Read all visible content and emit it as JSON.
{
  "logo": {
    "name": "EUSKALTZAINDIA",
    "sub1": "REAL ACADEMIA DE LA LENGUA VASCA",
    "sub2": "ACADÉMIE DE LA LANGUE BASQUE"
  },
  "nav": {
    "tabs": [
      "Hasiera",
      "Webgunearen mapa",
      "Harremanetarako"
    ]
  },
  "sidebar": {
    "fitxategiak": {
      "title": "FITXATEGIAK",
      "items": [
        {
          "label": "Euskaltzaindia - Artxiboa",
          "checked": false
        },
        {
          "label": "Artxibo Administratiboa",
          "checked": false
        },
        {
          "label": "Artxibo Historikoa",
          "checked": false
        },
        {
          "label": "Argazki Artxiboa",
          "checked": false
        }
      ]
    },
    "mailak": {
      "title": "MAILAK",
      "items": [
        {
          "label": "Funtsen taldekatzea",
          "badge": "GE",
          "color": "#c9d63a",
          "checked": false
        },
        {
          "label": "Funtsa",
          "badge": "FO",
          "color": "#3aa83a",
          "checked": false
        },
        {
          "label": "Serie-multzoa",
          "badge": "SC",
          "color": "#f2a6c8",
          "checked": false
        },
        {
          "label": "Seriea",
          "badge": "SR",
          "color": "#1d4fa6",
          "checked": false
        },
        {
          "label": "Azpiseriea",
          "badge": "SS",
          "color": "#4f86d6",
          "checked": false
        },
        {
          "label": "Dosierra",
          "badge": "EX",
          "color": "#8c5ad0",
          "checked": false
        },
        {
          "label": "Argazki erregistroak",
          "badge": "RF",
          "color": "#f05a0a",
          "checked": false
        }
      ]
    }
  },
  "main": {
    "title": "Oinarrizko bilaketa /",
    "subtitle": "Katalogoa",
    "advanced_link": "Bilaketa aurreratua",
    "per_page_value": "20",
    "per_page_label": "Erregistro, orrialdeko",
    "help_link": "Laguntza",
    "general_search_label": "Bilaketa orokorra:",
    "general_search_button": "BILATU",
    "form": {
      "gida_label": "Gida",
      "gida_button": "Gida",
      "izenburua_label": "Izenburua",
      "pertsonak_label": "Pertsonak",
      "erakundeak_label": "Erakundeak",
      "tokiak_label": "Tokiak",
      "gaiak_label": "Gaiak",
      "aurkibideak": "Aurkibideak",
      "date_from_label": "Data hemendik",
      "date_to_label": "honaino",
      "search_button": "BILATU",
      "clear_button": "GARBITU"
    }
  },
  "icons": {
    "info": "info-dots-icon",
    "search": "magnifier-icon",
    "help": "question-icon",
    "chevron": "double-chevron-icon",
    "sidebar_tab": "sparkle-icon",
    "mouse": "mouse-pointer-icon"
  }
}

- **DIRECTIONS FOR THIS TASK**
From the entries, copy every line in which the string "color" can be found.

- **TASK RESPONSE**
          "color": "#c9d63a",
          "color": "#3aa83a",
          "color": "#f2a6c8",
          "color": "#1d4fa6",
          "color": "#4f86d6",
          "color": "#8c5ad0",
          "color": "#f05a0a",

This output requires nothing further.